For a PDF version of this letter, click here.
In accordance with the guidelines and regulations established by the Green Bay Diocese and public health authorities, at St. Jude Parish we are taking the following precautions to help ensure the health and safety of our worship and community environment. Visit stjudeoshkosh.org or facebook.com/ stjudeoshkosh for the most up-to-date information.
On Friday, March 13, Bishop Ricken granted a dispensation from the obligation to attend Mass in the Green Bay Diocese due to concerns about the spread of the COVID-19 virus. This dispensation will cover three weekends, including Masses for Sundays March 15, 22, and 29. As of Friday, March 13, all scheduled Masses at St. Jude’s will go on as normal during these weekends. The dispensation from the Sunday obligation does not dispense the faithful from their obligation under divine law to keep the Lord’s Day holy, which they can do through viewing a televised or streamed Mass from St. Francis Xavier Cathedral or elsewhere, reading and meditating upon the Sunday readings, praying the Rosary as a family, or some other act of devotion.
Whether or not the obligation to attend Sunday Mass has been dispensed from, parishioners with symptoms of illness are urged NOT to attend Mass. The obligation to attend Sunday Mass does not ever apply to those who are ill, especially if they are suffering from a contagious illness. This is an obligation in charity for themselves and others that those with flu-like symptoms remain at home.
The following measures have been put in place at our churches to help ensure a safe and healthy environment for Sunday worship:
- Fr. Louis, Deacon Pat, and extraordinary ministers of Holy Communion will be taking extra care to practice good hygiene especially with regards to the distribution of holy communion, including the use of hand sanitizer immediately before and after the distribution of communion.
- Pews, doorknobs, and push bars at church entrances will be disinfected after every Mass.
- The Sign of Peace will not be exchanged for the time being.
- The distribution of the Precious Blood from the chalice will be discontinued for the time being.
- Holy Water has been removed from the fonts at the entrances of the churches.
- Hand sanitizer will be available at the entrances to the churches. All are encouraged to use sanitizer or wash their hands with soap and water when entering and leaving the churches.
- Parishioners are urged to adopt social distancing recommendations, including avoiding physical contact such as handshakes and embraces before and after Mass.
Finally, all are urged to pray fervently for healing, hope, and peace for all those affected by this illness.

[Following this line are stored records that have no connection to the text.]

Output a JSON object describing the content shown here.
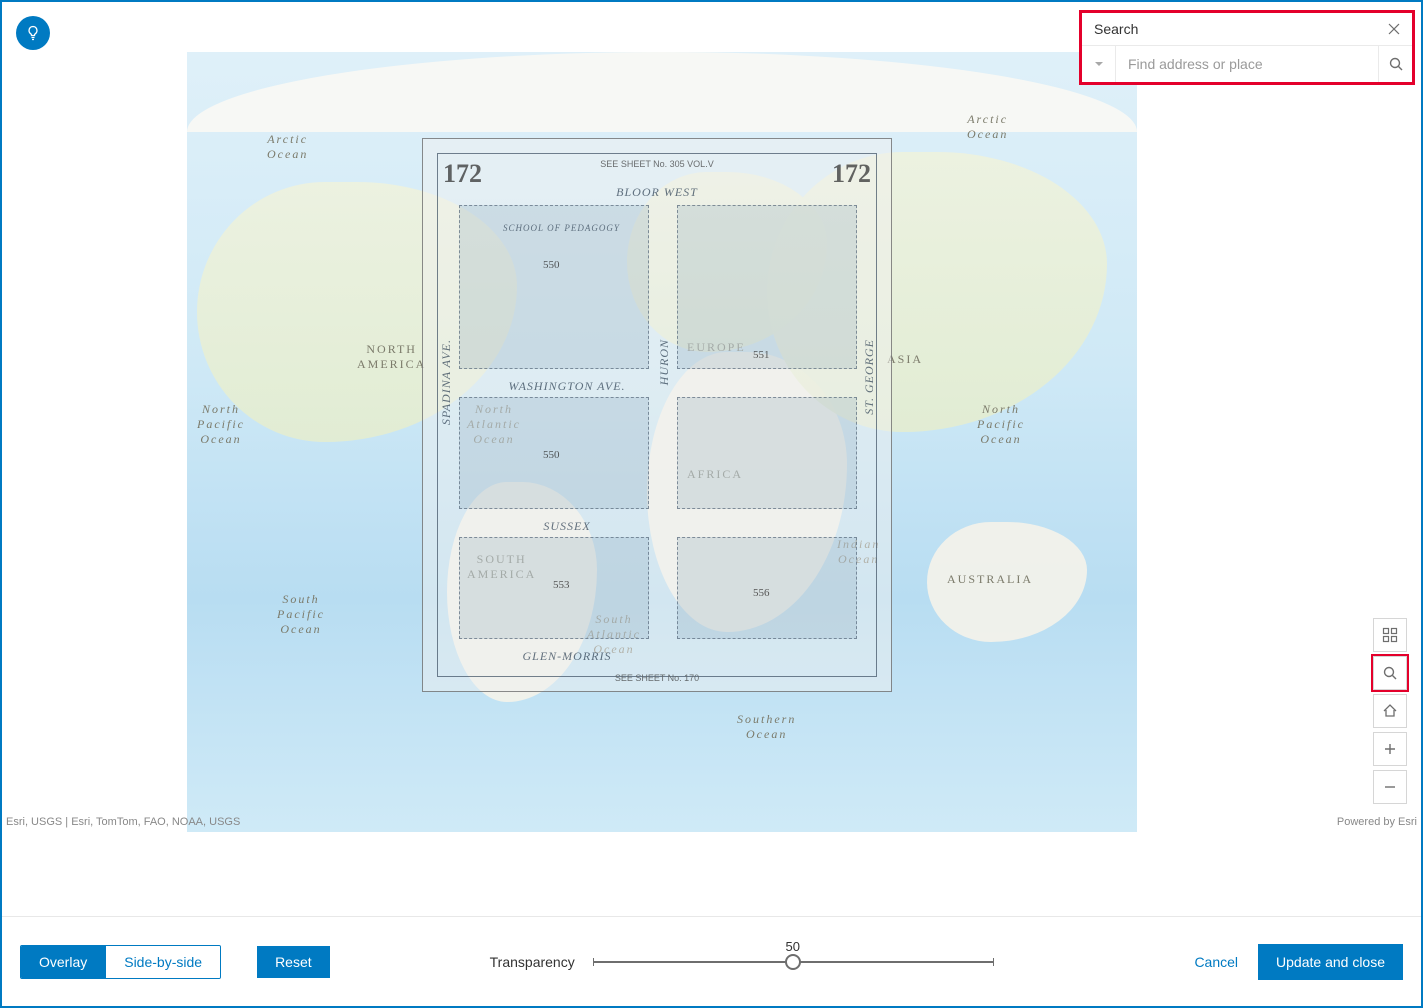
{
  "colors": {
    "accent": "#007ac2",
    "highlight": "#e4002b"
  },
  "search": {
    "title": "Search",
    "placeholder": "Find address or place",
    "value": ""
  },
  "map": {
    "attribution_left": "Esri, USGS | Esri, TomTom, FAO, NOAA, USGS",
    "attribution_right": "Powered by Esri",
    "labels": {
      "na": "NORTH\nAMERICA",
      "sa": "SOUTH\nAMERICA",
      "eu": "EUROPE",
      "af": "AFRICA",
      "as": "ASIA",
      "au": "AUSTRALIA",
      "arctic": "Arctic\nOcean",
      "arctic2": "Arctic\nOcean",
      "npac": "North\nPacific\nOcean",
      "spac": "South\nPacific\nOcean",
      "natl": "North\nAtlantic\nOcean",
      "satl": "South\nAtlantic\nOcean",
      "ind": "Indian\nOcean",
      "npac2": "North\nPacific\nOcean",
      "southern": "Southern\nOcean"
    }
  },
  "sheet": {
    "number": "172",
    "see_top": "SEE SHEET No. 305 VOL.V",
    "see_bottom": "SEE SHEET No. 170",
    "streets": {
      "bloor": "BLOOR        WEST",
      "washington": "WASHINGTON   AVE.",
      "sussex": "SUSSEX",
      "glen": "GLEN-MORRIS",
      "huron": "HURON",
      "spadina": "SPADINA   AVE.",
      "stgeorge": "ST. GEORGE"
    },
    "blocks": {
      "a": "550",
      "b": "551",
      "c": "550",
      "d": "553",
      "e": "556"
    },
    "banner": "SCHOOL OF PEDAGOGY"
  },
  "controls": {
    "basemap": "basemap-gallery",
    "search": "search",
    "home": "home",
    "zoom_in": "zoom-in",
    "zoom_out": "zoom-out"
  },
  "footer": {
    "overlay": "Overlay",
    "sidebyside": "Side-by-side",
    "reset": "Reset",
    "transparency_label": "Transparency",
    "transparency_value": "50",
    "cancel": "Cancel",
    "update": "Update and close"
  }
}
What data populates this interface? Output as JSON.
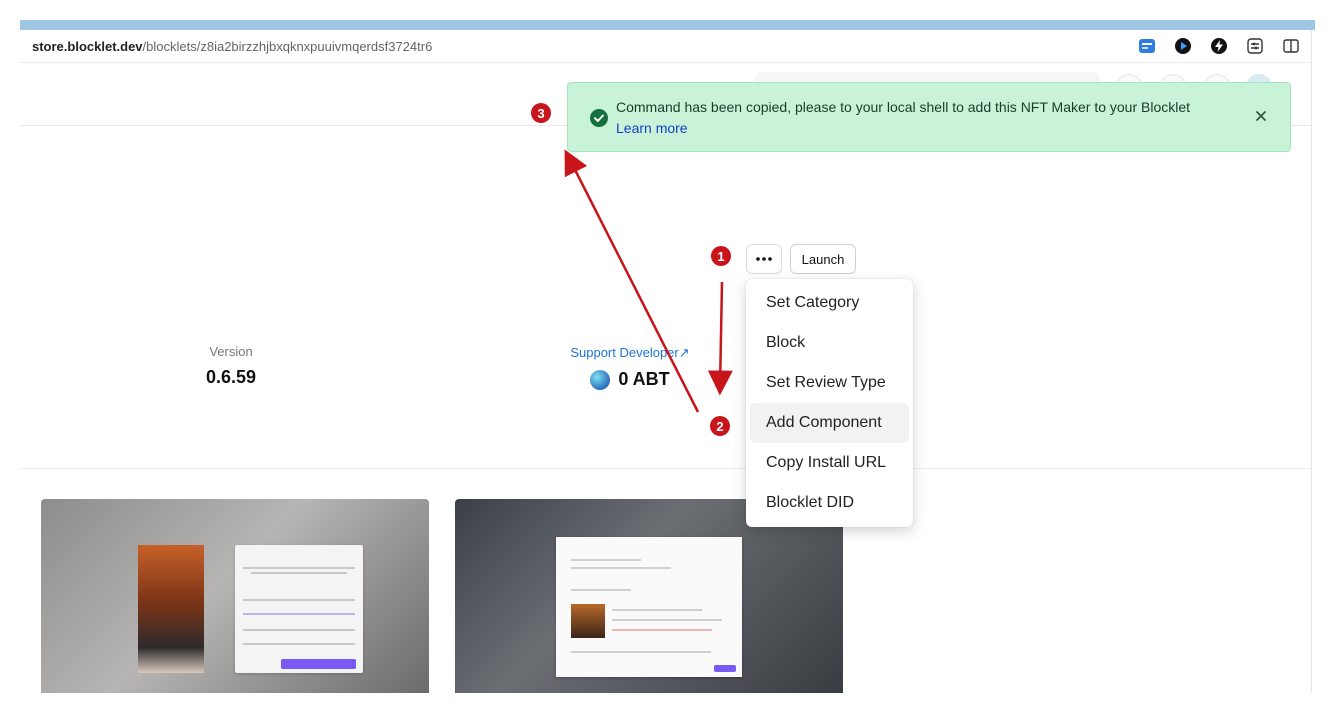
{
  "browser": {
    "url_host": "store.blocklet.dev",
    "url_path": "/blocklets/z8ia2birzzhjbxqknxpuuivmqerdsf3724tr6",
    "icons": [
      "wallet-icon",
      "play-icon",
      "bolt-icon",
      "extensions-icon",
      "sidebar-icon"
    ]
  },
  "info": {
    "version_label": "Version",
    "version_value": "0.6.59",
    "support_label": "Support Developer",
    "support_arrow": "↗",
    "support_value": "0 ABT"
  },
  "actions": {
    "launch_label": "Launch",
    "more_icon": "more-horizontal-icon"
  },
  "menu": {
    "items": [
      "Set Category",
      "Block",
      "Set Review Type",
      "Add Component",
      "Copy Install URL",
      "Blocklet DID"
    ],
    "highlighted_index": 3
  },
  "toast": {
    "message": "Command has been copied, please to your local shell to add this NFT Maker to your Blocklet",
    "link": "Learn more",
    "icon": "check-circle-icon",
    "close_icon": "close-icon"
  },
  "annotations": [
    "1",
    "2",
    "3"
  ],
  "colors": {
    "toast_bg": "#c9f3d9",
    "annotation_red": "#c8141b",
    "link_blue": "#1f74d6"
  }
}
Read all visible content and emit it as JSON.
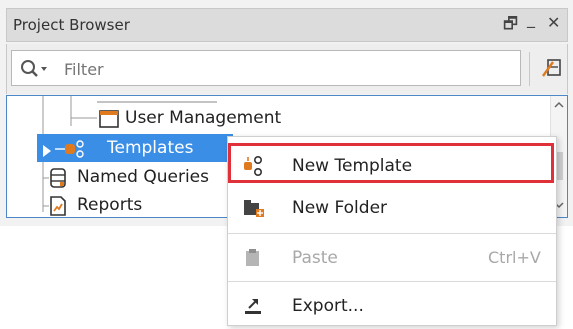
{
  "panel": {
    "title": "Project Browser",
    "window_controls": {
      "restore": "🗗",
      "minimize": "_",
      "close": "✕"
    }
  },
  "filter": {
    "placeholder": "Filter"
  },
  "tree": {
    "items": [
      {
        "label": "User Management",
        "icon": "window-icon"
      },
      {
        "label": "Templates",
        "icon": "templates-icon",
        "selected": true
      },
      {
        "label": "Named Queries",
        "icon": "database-icon"
      },
      {
        "label": "Reports",
        "icon": "report-icon"
      }
    ]
  },
  "context_menu": {
    "items": [
      {
        "label": "New Template",
        "icon": "new-template-icon",
        "highlighted": true
      },
      {
        "label": "New Folder",
        "icon": "new-folder-icon"
      },
      {
        "label": "Paste",
        "shortcut": "Ctrl+V",
        "icon": "paste-icon",
        "disabled": true
      },
      {
        "label": "Export...",
        "icon": "export-icon"
      }
    ]
  },
  "colors": {
    "selection": "#3b8ee6",
    "highlight_border": "#e0303a",
    "icon_accent": "#e07a1f",
    "icon_dark": "#333333"
  }
}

Pope Francis has composed a prayer to Mary which is particularly recommended.
Pope Francis’s Prayer to Our Lady, Health of the Sick
During the Coronavirus Emergency
March 11, 2020
you always shine on our path
as a sign of salvation and of hope.
We entrust ourselves to you, Health of the Sick,
who at the cross took part in Jesus’ pain,
keeping your faith firm.
You know what we need,
and we are sure you will provide
so that, as in Cana of Galilee,
we may return to joy and to feasting
after this time of trial.
Help us, Mother of Divine Love,
to conform to the will of the Father
and to do as we are told by Jesus,
who has taken upon himself our sufferings
and carried our sorrows
to lead us, through the cross,
to the joy of the resurrection.
Under your protection, we seek refuge, Holy Mother of God.
Do not disdain the entreaties of we who are in trial, but deliver us from every danger,
O glorious and blessed Virgin. Amen.
According to tradition, this image was painted by St. Luke the Evangelist on wood from a table made by St. Joseph. Mary herself is said to have posed for the image before moving with St. John from Jerusalem to Ephesus. The image eventually made its way to Rome, where it was given a place of honor in the first western church dedicated to Mary, the Basilica of St. Mary Major. It has been venerated there for more than 1600 years.
This image is associated with a number of miracles. Most famously, it was carried by Pope St. Gregory the Great in procession during the Roman plague of A.D. 591, leading to the end of that plague.
For centuries, Christians have venerated this image as a powerful reminder of God’s loving presence among us, and his mercy in times of trial.
Mary, Health of the Roman People, pray for us!